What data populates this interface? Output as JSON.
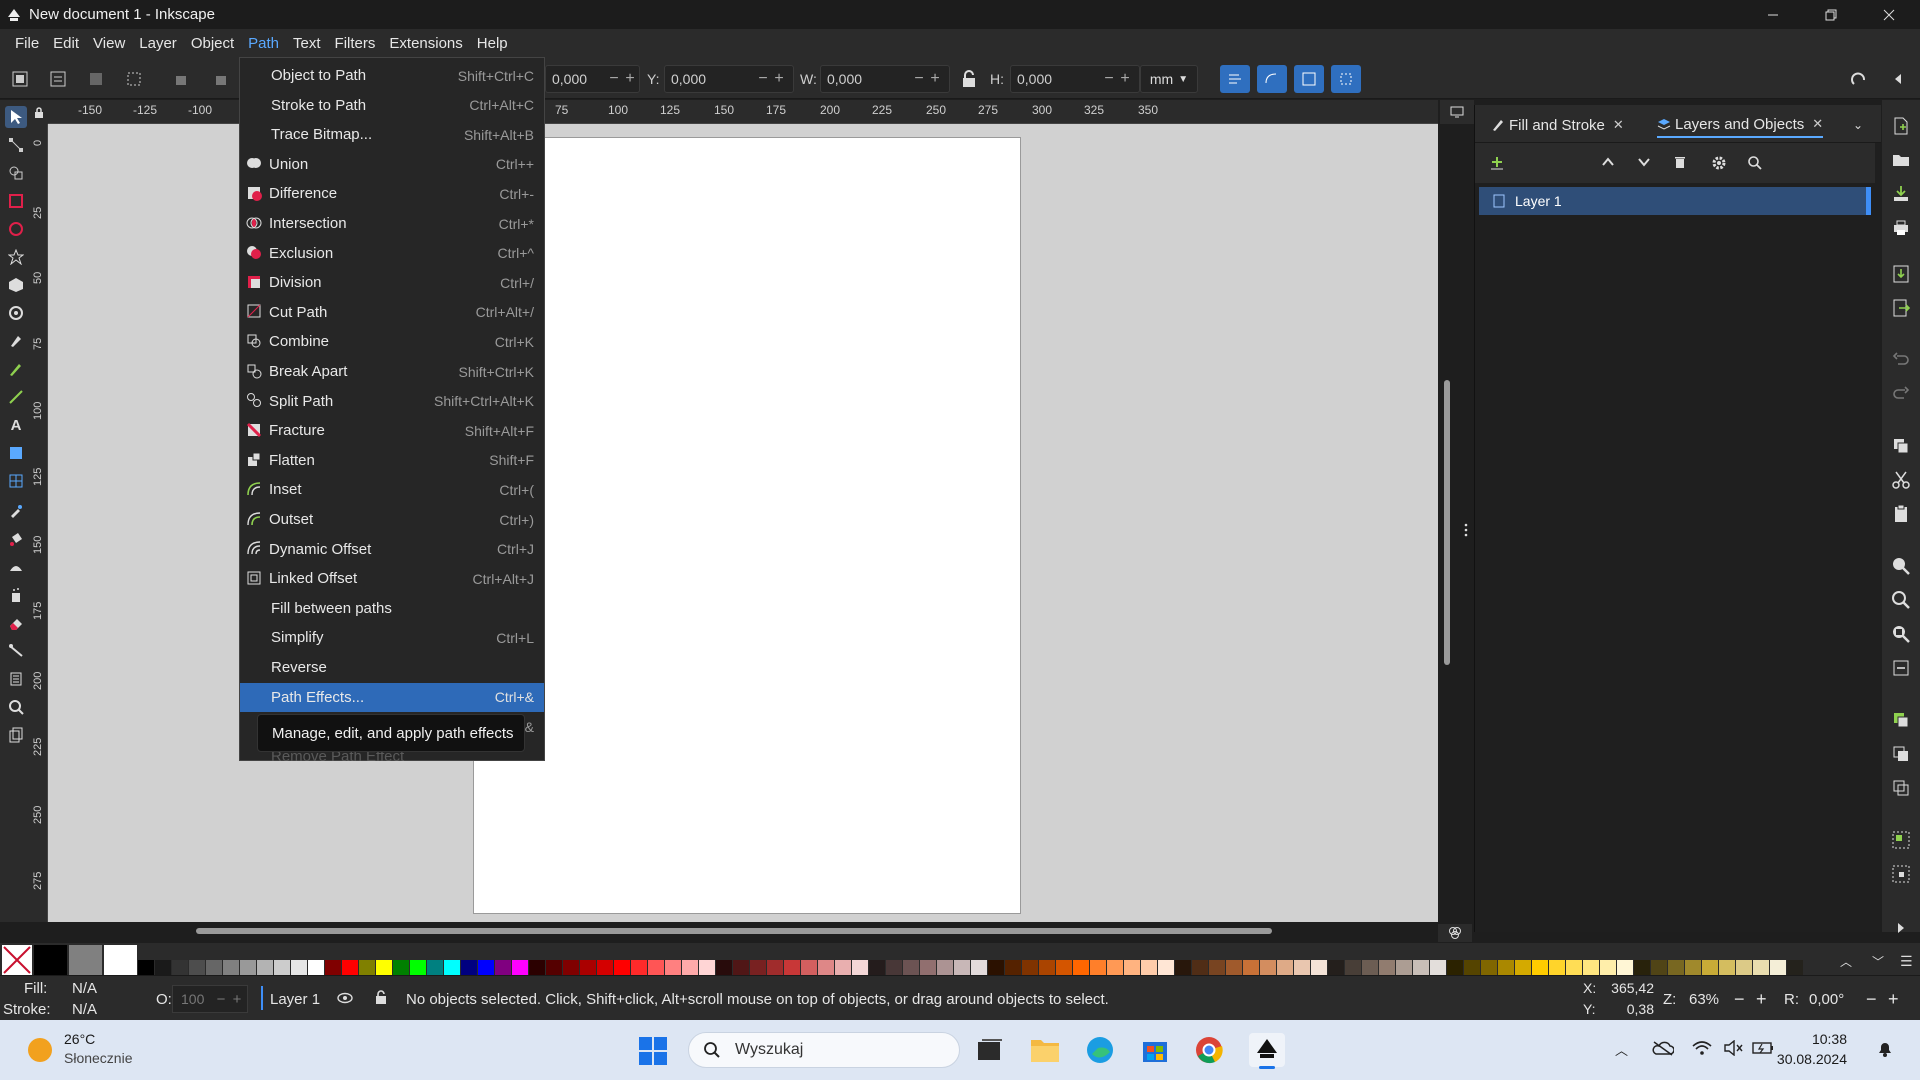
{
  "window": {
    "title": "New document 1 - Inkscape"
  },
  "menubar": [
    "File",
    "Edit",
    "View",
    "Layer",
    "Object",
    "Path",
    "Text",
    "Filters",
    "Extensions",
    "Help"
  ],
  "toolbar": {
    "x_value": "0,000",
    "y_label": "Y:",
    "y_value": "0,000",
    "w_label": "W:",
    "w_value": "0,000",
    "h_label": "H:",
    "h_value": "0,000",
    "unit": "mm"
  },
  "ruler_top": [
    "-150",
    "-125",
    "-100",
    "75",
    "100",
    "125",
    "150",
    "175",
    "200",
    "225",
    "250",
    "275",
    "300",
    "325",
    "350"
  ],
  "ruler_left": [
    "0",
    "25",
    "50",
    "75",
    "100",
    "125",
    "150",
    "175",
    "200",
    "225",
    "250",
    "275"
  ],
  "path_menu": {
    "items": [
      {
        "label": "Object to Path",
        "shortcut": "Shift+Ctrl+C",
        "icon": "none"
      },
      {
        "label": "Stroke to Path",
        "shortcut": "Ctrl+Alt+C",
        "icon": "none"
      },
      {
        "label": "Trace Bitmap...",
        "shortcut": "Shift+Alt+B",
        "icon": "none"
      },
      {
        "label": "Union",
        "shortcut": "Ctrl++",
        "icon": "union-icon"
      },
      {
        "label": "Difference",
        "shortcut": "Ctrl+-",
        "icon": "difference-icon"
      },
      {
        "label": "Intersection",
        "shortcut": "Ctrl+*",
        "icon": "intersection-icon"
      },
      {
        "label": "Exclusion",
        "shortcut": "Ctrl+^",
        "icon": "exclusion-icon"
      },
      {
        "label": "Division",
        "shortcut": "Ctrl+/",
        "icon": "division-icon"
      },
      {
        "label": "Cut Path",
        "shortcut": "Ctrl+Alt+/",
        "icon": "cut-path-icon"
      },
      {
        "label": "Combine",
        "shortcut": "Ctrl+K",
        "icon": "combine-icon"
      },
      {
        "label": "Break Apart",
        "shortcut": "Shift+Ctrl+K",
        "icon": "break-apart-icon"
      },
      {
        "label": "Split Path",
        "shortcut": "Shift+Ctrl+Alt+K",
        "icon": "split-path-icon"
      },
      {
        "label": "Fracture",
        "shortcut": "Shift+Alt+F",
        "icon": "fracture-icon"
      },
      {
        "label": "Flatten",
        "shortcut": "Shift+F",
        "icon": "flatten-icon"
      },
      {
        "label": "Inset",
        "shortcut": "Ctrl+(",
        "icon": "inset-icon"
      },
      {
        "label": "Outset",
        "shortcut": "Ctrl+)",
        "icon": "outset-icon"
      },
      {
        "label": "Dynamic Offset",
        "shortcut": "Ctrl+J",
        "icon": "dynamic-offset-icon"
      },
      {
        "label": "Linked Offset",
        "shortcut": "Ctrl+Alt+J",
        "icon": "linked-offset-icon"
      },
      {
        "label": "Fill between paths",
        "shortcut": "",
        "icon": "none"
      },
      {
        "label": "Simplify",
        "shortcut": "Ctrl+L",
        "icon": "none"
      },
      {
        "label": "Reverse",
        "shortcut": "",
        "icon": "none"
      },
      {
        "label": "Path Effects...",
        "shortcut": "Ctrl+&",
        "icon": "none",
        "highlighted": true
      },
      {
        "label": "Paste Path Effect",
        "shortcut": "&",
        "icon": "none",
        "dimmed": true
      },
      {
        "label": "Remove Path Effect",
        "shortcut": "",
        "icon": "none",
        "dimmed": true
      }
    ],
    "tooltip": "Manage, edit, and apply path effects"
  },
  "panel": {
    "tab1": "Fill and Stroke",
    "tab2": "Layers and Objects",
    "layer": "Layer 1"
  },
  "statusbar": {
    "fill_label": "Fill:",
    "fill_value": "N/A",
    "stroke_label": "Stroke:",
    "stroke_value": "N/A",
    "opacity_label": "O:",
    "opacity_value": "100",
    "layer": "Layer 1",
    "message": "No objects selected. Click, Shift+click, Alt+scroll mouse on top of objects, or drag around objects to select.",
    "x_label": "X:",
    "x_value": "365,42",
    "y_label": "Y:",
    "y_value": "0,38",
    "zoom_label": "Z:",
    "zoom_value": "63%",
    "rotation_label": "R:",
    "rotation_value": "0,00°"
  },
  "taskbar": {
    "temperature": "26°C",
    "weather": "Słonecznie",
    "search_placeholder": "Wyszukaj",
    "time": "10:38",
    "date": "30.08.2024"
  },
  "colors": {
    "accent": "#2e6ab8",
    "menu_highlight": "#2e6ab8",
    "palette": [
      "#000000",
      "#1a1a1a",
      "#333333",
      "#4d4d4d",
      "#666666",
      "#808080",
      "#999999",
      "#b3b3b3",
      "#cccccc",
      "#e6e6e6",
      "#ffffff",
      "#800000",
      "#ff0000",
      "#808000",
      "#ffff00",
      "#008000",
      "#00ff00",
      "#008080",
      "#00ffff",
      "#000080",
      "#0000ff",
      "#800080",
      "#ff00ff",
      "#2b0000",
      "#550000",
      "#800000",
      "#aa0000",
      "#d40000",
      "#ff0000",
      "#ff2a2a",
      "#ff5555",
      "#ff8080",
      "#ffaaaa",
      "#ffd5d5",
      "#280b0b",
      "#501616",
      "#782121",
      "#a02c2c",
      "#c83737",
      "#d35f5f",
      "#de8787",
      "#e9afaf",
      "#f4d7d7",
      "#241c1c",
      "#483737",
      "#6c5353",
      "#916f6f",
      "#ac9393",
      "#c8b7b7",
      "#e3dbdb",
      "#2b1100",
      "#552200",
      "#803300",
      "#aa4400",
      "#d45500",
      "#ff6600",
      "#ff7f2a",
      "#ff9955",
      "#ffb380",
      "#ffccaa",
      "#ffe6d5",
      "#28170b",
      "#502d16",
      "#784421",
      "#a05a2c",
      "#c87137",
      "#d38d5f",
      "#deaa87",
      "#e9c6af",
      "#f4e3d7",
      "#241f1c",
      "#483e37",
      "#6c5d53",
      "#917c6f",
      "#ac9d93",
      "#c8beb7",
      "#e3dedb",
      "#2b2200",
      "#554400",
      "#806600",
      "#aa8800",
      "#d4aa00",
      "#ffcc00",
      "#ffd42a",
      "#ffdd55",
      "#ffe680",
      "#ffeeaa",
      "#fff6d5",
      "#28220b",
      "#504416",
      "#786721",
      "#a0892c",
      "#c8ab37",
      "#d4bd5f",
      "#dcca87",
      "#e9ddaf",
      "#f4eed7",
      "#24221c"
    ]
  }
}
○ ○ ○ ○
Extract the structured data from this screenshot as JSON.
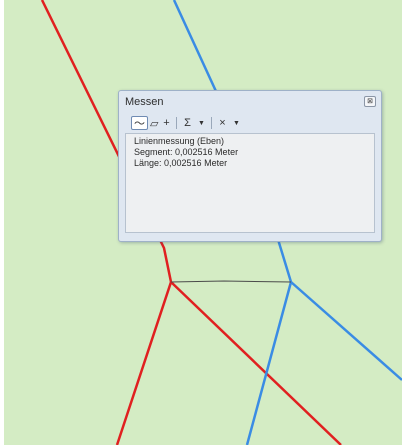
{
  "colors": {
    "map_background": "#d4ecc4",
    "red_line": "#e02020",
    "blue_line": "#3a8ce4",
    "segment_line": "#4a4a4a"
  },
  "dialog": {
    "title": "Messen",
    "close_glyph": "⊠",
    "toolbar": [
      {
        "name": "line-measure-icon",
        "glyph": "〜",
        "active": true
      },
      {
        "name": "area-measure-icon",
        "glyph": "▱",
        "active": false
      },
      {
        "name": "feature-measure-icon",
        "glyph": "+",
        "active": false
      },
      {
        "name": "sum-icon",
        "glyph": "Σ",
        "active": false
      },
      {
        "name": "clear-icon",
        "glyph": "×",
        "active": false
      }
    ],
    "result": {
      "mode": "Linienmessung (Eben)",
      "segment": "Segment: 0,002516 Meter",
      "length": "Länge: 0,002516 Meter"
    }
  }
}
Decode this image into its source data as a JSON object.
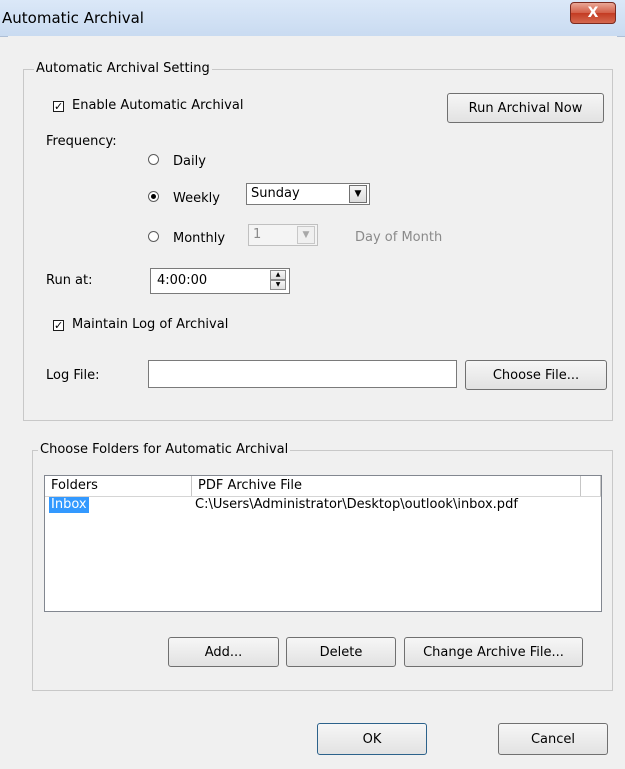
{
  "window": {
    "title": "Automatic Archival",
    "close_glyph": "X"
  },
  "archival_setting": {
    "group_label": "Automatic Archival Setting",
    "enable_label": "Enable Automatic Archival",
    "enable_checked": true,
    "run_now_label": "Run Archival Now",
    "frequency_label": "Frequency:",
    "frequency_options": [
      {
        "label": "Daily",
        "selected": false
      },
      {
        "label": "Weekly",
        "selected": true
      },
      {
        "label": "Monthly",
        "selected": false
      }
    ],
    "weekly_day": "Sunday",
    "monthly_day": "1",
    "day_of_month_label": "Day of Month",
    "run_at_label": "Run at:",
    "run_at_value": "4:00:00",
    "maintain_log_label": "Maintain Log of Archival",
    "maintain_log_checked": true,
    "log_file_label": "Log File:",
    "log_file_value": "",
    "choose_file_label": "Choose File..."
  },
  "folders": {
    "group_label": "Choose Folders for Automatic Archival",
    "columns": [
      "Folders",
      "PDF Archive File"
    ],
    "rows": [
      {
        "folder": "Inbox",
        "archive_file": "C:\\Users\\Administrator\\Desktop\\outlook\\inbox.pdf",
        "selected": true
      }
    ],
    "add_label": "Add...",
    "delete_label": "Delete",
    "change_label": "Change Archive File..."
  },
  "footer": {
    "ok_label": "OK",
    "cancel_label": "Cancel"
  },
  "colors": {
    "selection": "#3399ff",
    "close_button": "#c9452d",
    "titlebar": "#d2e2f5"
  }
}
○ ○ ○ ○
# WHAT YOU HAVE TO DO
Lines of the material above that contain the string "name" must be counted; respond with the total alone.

# ANSWER SPACE
5